OpenVAS need to keeps its security advisory database up to date and so you need to periodically refresh the database.
This will require you to ssh into the VM to trigger update & rebuild...
$ sudo greenbone-nvt-sync $ sudo greenbone-scapdata-sync $ sudo greenbone-certdata-sync $ sudo openvasmd --rebuild --progress ... Then on completion do reboot ... $ sudo reboot
And we are current:
NOTE: If you have issues getting feed update then check "Web Connect Error" note above, as this will also affect feed connection.
References & Links:
Running OpenVAS (GCE) Appliance on KVM / QEMU - my prior post on running OpenVAS via Greenbone Network VM Appliance
OpenVAS - a very valuable Open Source security scanner
AWS - Amazon Web Services is your toolkit of useful cloud computing
OpenVAS vulnerability scanner - Ubuntu PPA by Mohammad Razavi, follow link up and you will also find Docker image version as well
GVM Source Install on Ubuntu 20.04 - see the following instructions on Mikes Lab blog
GVM Source Install Script - here is Ubuntu 20.04 install script from github. I have only done initial testing on this it works on with exception of need to disable ufw and reload the data

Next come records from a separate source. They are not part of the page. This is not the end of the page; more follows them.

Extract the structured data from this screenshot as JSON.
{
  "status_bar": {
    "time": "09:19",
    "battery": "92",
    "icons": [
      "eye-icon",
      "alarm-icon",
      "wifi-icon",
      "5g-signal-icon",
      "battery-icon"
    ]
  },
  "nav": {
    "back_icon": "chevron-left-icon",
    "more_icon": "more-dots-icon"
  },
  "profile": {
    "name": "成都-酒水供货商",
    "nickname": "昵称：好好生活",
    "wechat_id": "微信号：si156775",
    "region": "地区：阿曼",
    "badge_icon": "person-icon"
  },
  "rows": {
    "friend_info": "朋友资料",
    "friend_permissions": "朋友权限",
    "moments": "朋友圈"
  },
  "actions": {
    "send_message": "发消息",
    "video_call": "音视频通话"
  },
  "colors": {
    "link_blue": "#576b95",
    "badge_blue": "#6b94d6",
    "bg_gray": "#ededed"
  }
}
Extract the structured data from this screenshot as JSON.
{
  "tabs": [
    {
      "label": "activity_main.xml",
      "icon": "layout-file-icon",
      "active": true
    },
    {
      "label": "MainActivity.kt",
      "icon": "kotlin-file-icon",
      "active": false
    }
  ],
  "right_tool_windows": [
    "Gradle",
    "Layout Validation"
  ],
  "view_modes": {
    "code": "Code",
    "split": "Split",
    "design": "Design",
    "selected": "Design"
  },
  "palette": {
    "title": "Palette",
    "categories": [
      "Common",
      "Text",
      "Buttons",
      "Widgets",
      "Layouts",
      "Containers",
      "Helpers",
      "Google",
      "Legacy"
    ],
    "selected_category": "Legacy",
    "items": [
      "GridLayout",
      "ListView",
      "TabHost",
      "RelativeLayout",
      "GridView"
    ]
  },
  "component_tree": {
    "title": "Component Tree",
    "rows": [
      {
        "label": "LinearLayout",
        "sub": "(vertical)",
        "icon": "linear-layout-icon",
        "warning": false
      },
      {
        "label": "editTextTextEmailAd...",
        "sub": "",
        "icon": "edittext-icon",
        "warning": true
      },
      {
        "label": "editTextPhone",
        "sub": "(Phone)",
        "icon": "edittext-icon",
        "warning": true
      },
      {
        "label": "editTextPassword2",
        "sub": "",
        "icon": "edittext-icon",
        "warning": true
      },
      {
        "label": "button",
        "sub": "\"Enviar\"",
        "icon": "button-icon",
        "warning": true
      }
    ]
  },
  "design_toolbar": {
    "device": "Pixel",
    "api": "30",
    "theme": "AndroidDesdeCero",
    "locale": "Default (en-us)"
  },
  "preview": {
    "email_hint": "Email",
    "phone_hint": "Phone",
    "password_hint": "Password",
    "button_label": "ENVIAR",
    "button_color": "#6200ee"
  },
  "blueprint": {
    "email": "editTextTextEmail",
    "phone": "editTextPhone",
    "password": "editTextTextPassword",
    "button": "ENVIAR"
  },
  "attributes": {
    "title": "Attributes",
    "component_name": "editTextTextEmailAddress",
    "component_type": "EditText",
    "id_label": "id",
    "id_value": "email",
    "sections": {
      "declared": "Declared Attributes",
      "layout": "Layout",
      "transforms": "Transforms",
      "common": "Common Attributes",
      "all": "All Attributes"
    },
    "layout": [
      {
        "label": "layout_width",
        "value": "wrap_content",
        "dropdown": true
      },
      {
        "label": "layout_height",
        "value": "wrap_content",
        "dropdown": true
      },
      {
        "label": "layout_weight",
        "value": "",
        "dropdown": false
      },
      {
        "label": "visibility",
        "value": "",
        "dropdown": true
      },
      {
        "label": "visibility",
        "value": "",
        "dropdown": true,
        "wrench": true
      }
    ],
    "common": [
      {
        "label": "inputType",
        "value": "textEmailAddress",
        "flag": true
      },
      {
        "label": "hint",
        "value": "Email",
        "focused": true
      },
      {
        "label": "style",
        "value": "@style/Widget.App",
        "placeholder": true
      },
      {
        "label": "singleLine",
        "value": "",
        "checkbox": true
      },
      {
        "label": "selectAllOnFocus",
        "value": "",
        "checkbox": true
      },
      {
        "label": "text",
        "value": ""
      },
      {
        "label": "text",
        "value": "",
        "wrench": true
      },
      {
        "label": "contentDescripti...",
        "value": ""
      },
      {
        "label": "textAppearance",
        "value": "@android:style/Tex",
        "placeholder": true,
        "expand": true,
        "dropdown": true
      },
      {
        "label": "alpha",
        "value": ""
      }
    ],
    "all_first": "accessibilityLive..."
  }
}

Greenbone Source Edition - when all else fails revert to source -;